The White House pushed back Wednesday on critics of its move to delay the implementation of a key part of the Obama-backed health care law, saying that skeptics of the postponement are “willfully ignorant” about how such laws have worked in the past.
"People who suggest that there's anything unusual about the delaying of a deadline in the implementation of a complex and comprehensive law are deliberately sticking their heads in the sand or are just willfully ignorant about past precedent," White House spokesman Jay Carney told reporters at a daily briefing. "It's not serious."
The administration announced last week that it would delay for one year the enforcement of penalties for larger employers who fail to provide health insurance for their workers, saying that businesses need more time to meet the overhaul’s requirements.

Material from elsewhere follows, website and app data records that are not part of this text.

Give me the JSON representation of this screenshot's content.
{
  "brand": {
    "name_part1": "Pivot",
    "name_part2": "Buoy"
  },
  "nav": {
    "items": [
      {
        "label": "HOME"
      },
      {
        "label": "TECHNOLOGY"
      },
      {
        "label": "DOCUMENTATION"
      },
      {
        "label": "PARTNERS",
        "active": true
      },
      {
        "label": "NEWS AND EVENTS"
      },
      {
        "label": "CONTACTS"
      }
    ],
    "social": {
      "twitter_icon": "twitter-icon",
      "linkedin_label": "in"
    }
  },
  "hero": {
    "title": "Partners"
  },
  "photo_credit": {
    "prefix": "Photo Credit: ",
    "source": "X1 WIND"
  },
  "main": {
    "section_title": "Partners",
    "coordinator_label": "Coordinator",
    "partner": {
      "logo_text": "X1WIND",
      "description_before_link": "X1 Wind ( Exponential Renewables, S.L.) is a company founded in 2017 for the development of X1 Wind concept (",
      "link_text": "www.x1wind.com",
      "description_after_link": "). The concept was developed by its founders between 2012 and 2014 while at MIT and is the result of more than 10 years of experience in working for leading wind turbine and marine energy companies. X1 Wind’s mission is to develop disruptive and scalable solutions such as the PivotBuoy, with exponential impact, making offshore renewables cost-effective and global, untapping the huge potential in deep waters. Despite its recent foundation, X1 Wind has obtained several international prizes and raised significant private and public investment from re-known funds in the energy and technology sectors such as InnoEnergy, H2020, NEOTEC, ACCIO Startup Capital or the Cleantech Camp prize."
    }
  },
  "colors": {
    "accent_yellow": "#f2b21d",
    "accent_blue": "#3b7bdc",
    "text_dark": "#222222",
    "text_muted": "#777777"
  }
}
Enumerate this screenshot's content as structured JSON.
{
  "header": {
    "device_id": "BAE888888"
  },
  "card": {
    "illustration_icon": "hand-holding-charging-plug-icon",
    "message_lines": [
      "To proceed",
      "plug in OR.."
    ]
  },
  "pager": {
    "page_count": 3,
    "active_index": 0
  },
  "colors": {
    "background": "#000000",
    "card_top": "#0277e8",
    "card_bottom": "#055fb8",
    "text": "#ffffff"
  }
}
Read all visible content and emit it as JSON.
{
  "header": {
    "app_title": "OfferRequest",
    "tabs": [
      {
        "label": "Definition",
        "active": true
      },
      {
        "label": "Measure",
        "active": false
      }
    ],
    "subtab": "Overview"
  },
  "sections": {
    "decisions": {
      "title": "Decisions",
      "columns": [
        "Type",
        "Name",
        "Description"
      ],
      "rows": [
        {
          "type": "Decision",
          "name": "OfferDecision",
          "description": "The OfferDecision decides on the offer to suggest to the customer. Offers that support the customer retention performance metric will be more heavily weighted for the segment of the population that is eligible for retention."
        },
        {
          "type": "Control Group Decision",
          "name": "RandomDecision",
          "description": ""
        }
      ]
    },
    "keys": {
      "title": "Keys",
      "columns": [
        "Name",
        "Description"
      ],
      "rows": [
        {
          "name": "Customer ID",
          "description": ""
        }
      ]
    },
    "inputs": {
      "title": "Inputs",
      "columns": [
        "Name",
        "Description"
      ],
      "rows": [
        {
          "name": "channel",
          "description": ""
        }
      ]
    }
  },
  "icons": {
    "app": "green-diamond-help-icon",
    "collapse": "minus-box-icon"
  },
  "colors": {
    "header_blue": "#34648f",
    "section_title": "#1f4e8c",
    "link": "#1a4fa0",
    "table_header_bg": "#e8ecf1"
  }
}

The announcement prompted outcry from Republicans – who have long tried to repeal or gut the 2010 law –who say that the delay proves that Obama’s administration will cherry-pick pieces of laws that it wants to execute while ignoring the rest.
But the grumbles haven’t been entirely limited to the GOP.
Iowa Sen. Tom Harkin, a Democrat, was quoted Wednesday in the New York Times questioning whether Obama could choose to delay the implementation of the so-called “employer mandate” without congressional approval.
“This was the law. How can they change the law?” he asked.
This story was originally published on Wed Jul 10, 2013 2:32 PM EDT